Does Good Auditing Generate Quality of Government?

Type: · Author(s): Maria Gustavson · Published:
Despite the large focus in research and practice on audit, inspections and oversight activities there has been few empirical studies showing the effects of auditing on public sector performance. Hence, we have little knowledge of whether auditing lead to positive, negative or no effects at all on the public sector. This paper argues that there […] Read More

Voter Ideology, Party Systems and Corruption Voting in European Democracies

Type: · Author(s): Andreas Bågenholm & Nicholas Charron · Published:
There is growing literature on an increasingly ubiquitous puzzle in many democratic countries: why do corrupt officials continue to be re-elected by voters? In this study we address this issue with a novel theory and newly collected original survey data for 24 European countries. The crux of the argument is that the ideological position of […] Read More

Turning a Blind Eye? The Impact of Corruption on Aid Fatigue

Type: · Author(s): Monika Bauhr · Published:
Why do donors continue to send foreign aid to corrupt countries, despite that corruption is increas-ingly seen as detrimental to economic and environmental development? This study unpacks the complex relationship between corruption and aid fatigue and suggests that while corruption reduces support for foreign aid, reactions to corruption in aid depend on both the circumstances […] Read More

Building Quality of Government. International organizations and educational performance in Africa

Type: · Author(s): Monika Bauhr & Nicholas Charron · Published:
Although international organizations are often seen as an important transformative power on the international arena, we know less about how and when they promote better domestic institutions.

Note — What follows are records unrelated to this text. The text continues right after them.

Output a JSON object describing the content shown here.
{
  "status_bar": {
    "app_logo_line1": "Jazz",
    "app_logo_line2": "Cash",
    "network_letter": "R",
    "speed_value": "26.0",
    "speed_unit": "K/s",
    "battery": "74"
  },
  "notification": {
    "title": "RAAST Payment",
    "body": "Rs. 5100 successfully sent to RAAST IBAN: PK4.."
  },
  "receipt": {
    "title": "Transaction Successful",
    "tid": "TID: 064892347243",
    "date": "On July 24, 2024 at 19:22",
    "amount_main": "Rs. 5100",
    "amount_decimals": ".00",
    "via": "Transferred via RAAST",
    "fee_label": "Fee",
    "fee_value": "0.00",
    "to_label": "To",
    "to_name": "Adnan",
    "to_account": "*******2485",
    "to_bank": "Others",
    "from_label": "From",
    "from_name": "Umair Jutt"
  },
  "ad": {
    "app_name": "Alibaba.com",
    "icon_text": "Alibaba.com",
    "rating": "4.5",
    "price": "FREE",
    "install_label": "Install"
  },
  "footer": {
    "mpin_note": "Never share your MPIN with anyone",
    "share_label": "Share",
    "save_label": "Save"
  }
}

Using data on education outcomes in 53 African countries from 1994-2008, we show that IOs use several empirically distinct channels through which they influence domestic outcomes: conditionali-ty, rankings […] Read More

Women’s Political Representation in the European Regions: The impact from Corruption and Bad Governance

Type: · Author(s): Aksel Sundström & Lena Wägnerud · Published:
While much of the literature on descriptive representation of women focuses on the formal role played by political parties and institutions, a growing body of research emphasizes the impact of informal institu-tions. We build on this scholarship and hypothesize that, as corruption and partiality in government favor clientelism and advancement of candidates with access to […] Read More

Impartiality and Corruption in Sweden

Type: · Author(s): Carl Dahlström and Anders Sundell · Published:
This paper presents data on corruption and impartiality from a unique survey with local politicians in Sweden, which includes answers from about 78 percent of the 13 361 politicians active in the 290 Swedish municipalities. On the basis of a number of questions related to impartiality and corruption, and after checking for respondent perception bias, […] Read More

Gender and corruption: The mediating power of institutional logics

Type: · Author(s): Stensöta, Wängnerud, and Richard Svensson · Published:
Scholars have argued that recruiting more women to office is an effective way to curb corruption; however, the more precise mechanisms underlying why this may be the case have remained unclear. We use meso-level theories to elaborate on the relationship and suggest that institutional logics mediate the effect of gendered experiences on corruption. We make […] Read More

Cleaning Up La Paz

Type: · Author(s): Paul Heywood and Nieves Zúñiga · Published:
The Democracy Lab and Legatum Institute commissioned a series of case studies, in collaboration with Foreign Policy, that examine specific interventions against corruption which have produced positive results. The aim is to tell a set of stories that illustrate how combating corruption works in practice, which may offer insight on some of the larger issues across the […] Read More

Careers, Connections and Corruption Risks in Europe

Type: · Author(s): Nicholas Charron, Carl Dahlström, Mihály Fazekas, Victor Lapuente · Published:
Why do officials in some countries favor entrenched contractors while others assign public contracts more impartially? According to the research, such variation responds to differences in political institutions, economic development and historical preconditions. This paper instead emphasizes the interplay between politics and bureaucracy. It suggests that corruption risks are minimized when the two groups involved […] Read More

Institutions as Incentives for Civic Action: Bureaucratic Structures, Civil Society, and Disruptive Protests

Type: · Author(s): Agnes Cornell and Marcia Grimes · Published:
Cornell, Agnes and Marcia Grimes (2015). “Institutions as Incentives for Civic Action: Bureaucratic Structures, Civil Society, and Disruptive Protests.” The Journal of Politics 77(3): 664-678. This paper examines the link between political control of government bureaucracies and citizens’ likelihood to stage disruptive protests. A public administration heavily controlled by politicians, and staffed to a large […] Read More